The onslaught of carrier capacity into an already underutilized market is taking its toll on freight rates, thinning carrier revenue, and weakening economic recovery for many in the international transportation segment. The creation of overcapacity in the market actually threatens the financial livelihood of those that depend on a rebound to enhance their financial outlook.
The collective capacity of so many large ships averaging 10,000 TEUs and more coming on line in a short few years has outpaced any increase in demand. That burdens an already weakened market struggling to return from economic hardship of the great recession. Even though it looks like demand will continue to increase this year, the climb back to profitability is weighed down by too much available capacity.
This year, trades will have to be creative in managing capacity coupled with fierce competition within their market segments, which will prove to be a challenging task. To improve freight rates and stop the downward slide, capacity will have to align closer with demand. Mothballing older smaller ships, more frequent dry-docking, and service consolidation onto larger vessels will help but is not the total answer. Slow-steaming, last year’s attempt to deal with overcapacity, was a good improvement to reduce costs but a one-shot fix without recurring dividends. The same will occur with shifts in carrier capacity; there will be an immediate effect on stabilizing freight rates from further deterioration, but that also has a limited benefit.

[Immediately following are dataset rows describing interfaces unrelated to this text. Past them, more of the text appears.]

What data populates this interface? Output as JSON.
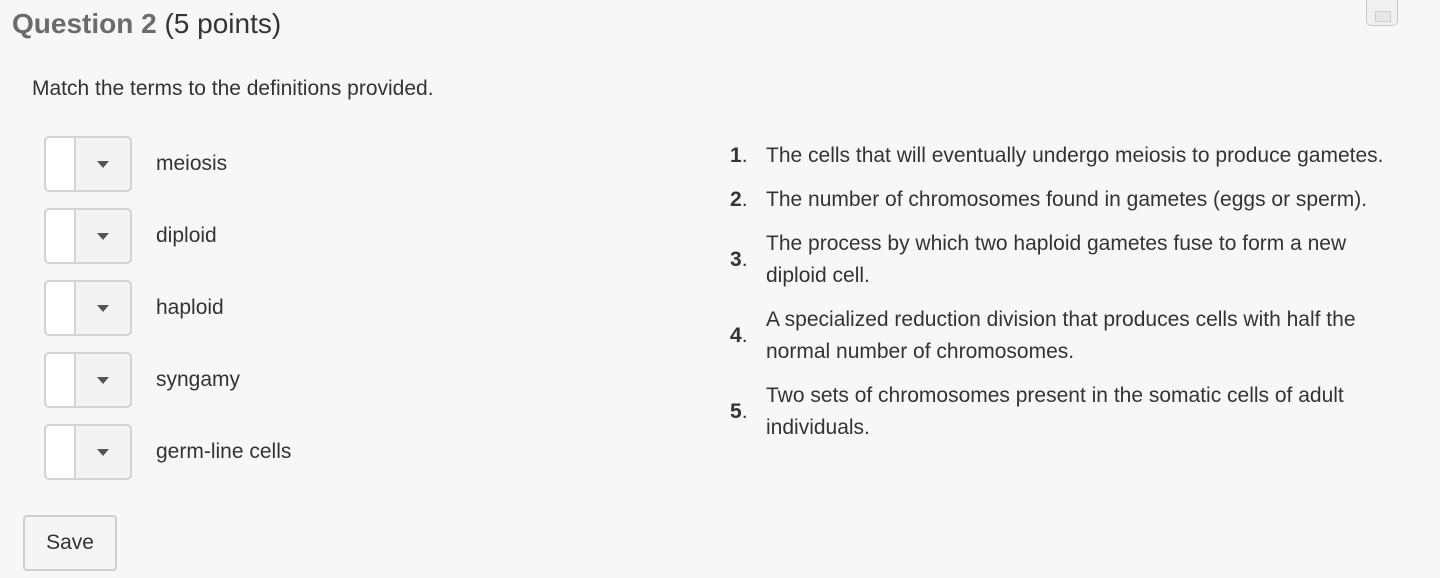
{
  "question": {
    "title": "Question 2",
    "points": "(5 points)"
  },
  "instructions": "Match the terms to the definitions provided.",
  "terms": [
    {
      "label": "meiosis",
      "selected": ""
    },
    {
      "label": "diploid",
      "selected": ""
    },
    {
      "label": "haploid",
      "selected": ""
    },
    {
      "label": "syngamy",
      "selected": ""
    },
    {
      "label": "germ-line cells",
      "selected": ""
    }
  ],
  "definitions": [
    {
      "number": "1",
      "text": "The cells that will eventually undergo meiosis to produce gametes."
    },
    {
      "number": "2",
      "text": "The number of chromosomes found in gametes (eggs or sperm)."
    },
    {
      "number": "3",
      "text": "The process by which two haploid gametes fuse to form a new diploid cell."
    },
    {
      "number": "4",
      "text": "A specialized reduction division that produces cells with half the normal number of chromosomes."
    },
    {
      "number": "5",
      "text": "Two sets of chromosomes present in the somatic cells of adult individuals."
    }
  ],
  "save_label": "Save",
  "icons": {
    "save_indicator": "floppy-disk-icon",
    "dropdown_arrow": "caret-down-icon"
  }
}
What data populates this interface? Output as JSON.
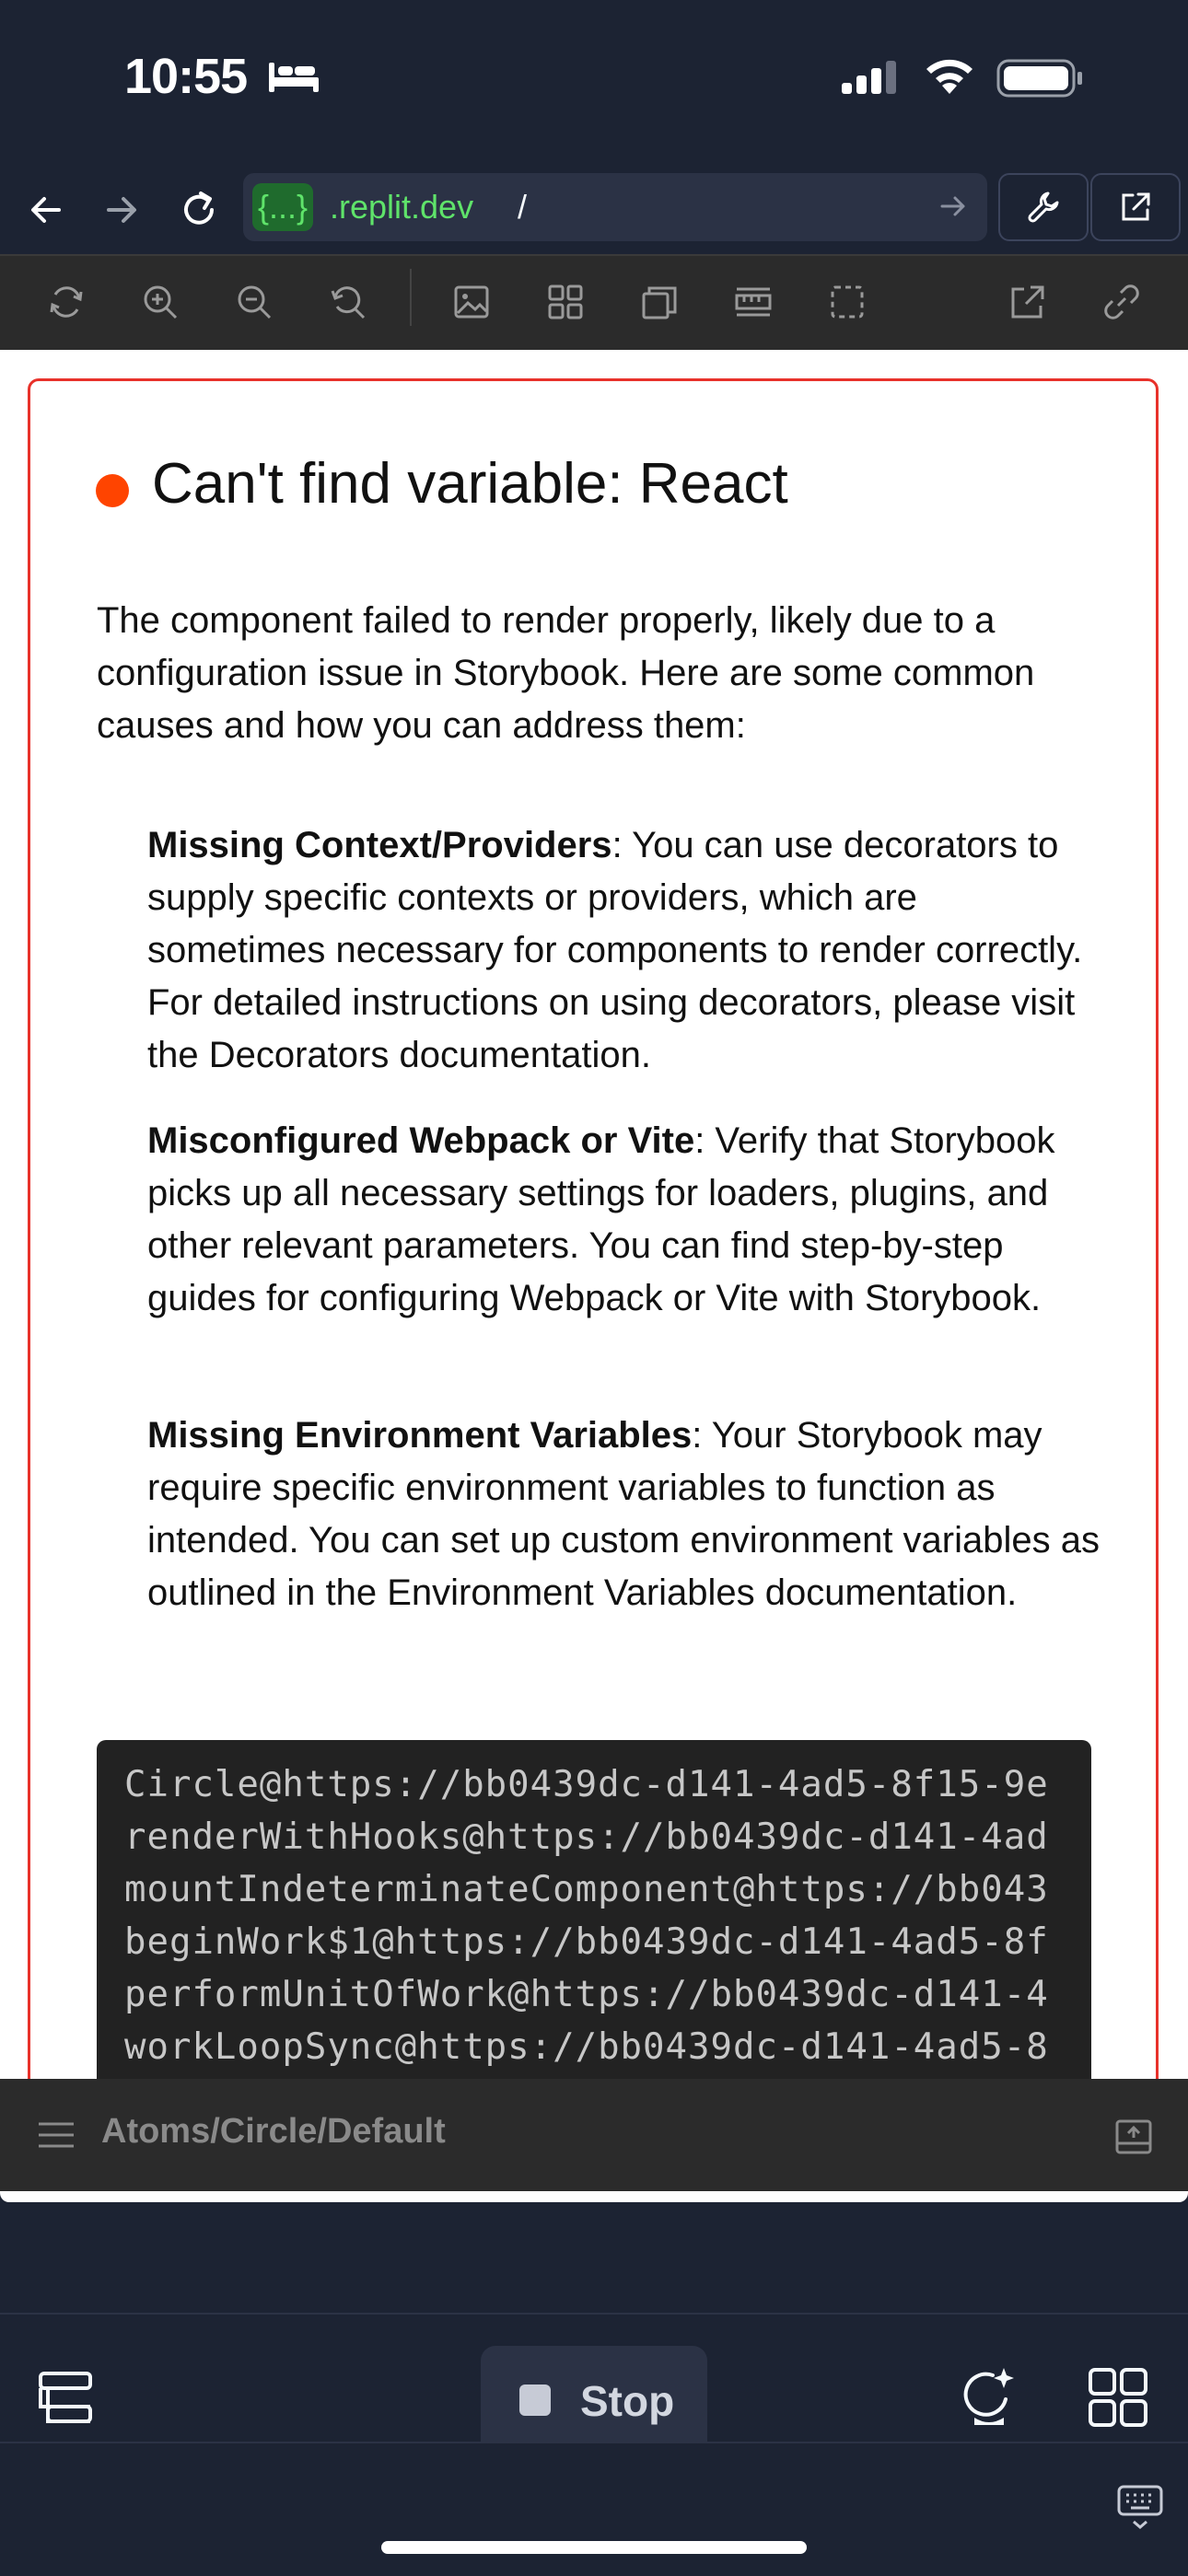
{
  "status_bar": {
    "time": "10:55",
    "icons": [
      "bed-icon",
      "cellular-signal-icon",
      "wifi-icon",
      "battery-icon"
    ]
  },
  "browser": {
    "url_host_tag": "{...}",
    "url_domain": ".replit.dev",
    "url_path": "/",
    "nav_icons": [
      "back-arrow-icon",
      "forward-arrow-icon",
      "reload-icon",
      "go-arrow-icon",
      "wrench-icon",
      "open-external-icon"
    ]
  },
  "storybook_toolbar": {
    "icons": [
      "remount-icon",
      "zoom-in-icon",
      "zoom-out-icon",
      "zoom-reset-icon",
      "background-image-icon",
      "grid-icon",
      "viewport-icon",
      "measure-ruler-icon",
      "outline-icon",
      "open-new-tab-icon",
      "copy-link-icon"
    ]
  },
  "error": {
    "title": "Can't find variable: React",
    "intro": "The component failed to render properly, likely due to a configuration issue in Storybook. Here are some common causes and how you can address them:",
    "items": [
      {
        "heading": "Missing Context/Providers",
        "text": ": You can use decorators to supply specific contexts or providers, which are sometimes necessary for components to render correctly. For detailed instructions on using decorators, please visit the Decorators documentation."
      },
      {
        "heading": "Misconfigured Webpack or Vite",
        "text": ": Verify that Storybook picks up all necessary settings for loaders, plugins, and other relevant parameters. You can find step-by-step guides for configuring Webpack or Vite with Storybook."
      },
      {
        "heading": "Missing Environment Variables",
        "text": ": Your Storybook may require specific environment variables to function as intended. You can set up custom environment variables as outlined in the Environment Variables documentation."
      }
    ],
    "stack": [
      "Circle@https://bb0439dc-d141-4ad5-8f15-9e",
      "renderWithHooks@https://bb0439dc-d141-4ad",
      "mountIndeterminateComponent@https://bb043",
      "beginWork$1@https://bb0439dc-d141-4ad5-8f",
      "performUnitOfWork@https://bb0439dc-d141-4",
      "workLoopSync@https://bb0439dc-d141-4ad5-8"
    ]
  },
  "storybook_bottom": {
    "story_path": "Atoms/Circle/Default"
  },
  "app_nav": {
    "stop_label": "Stop"
  },
  "colors": {
    "app_bg": "#1c2333",
    "error_border": "#e8322b",
    "error_dot": "#ff4400",
    "url_green": "#5fe36a",
    "code_bg": "#222222"
  }
}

The only real solution to overcapacity is a rebounding economy that will generate high growth in consumer demand and sourcing from oversees. We can only wait and hope for growth to occur quicker and stronger than expected and, in the meantime, that no additional capacity will find its way onto the market.
Joseph T. Saggese is Executive Managing Director of the North Atlantic Alliance Association.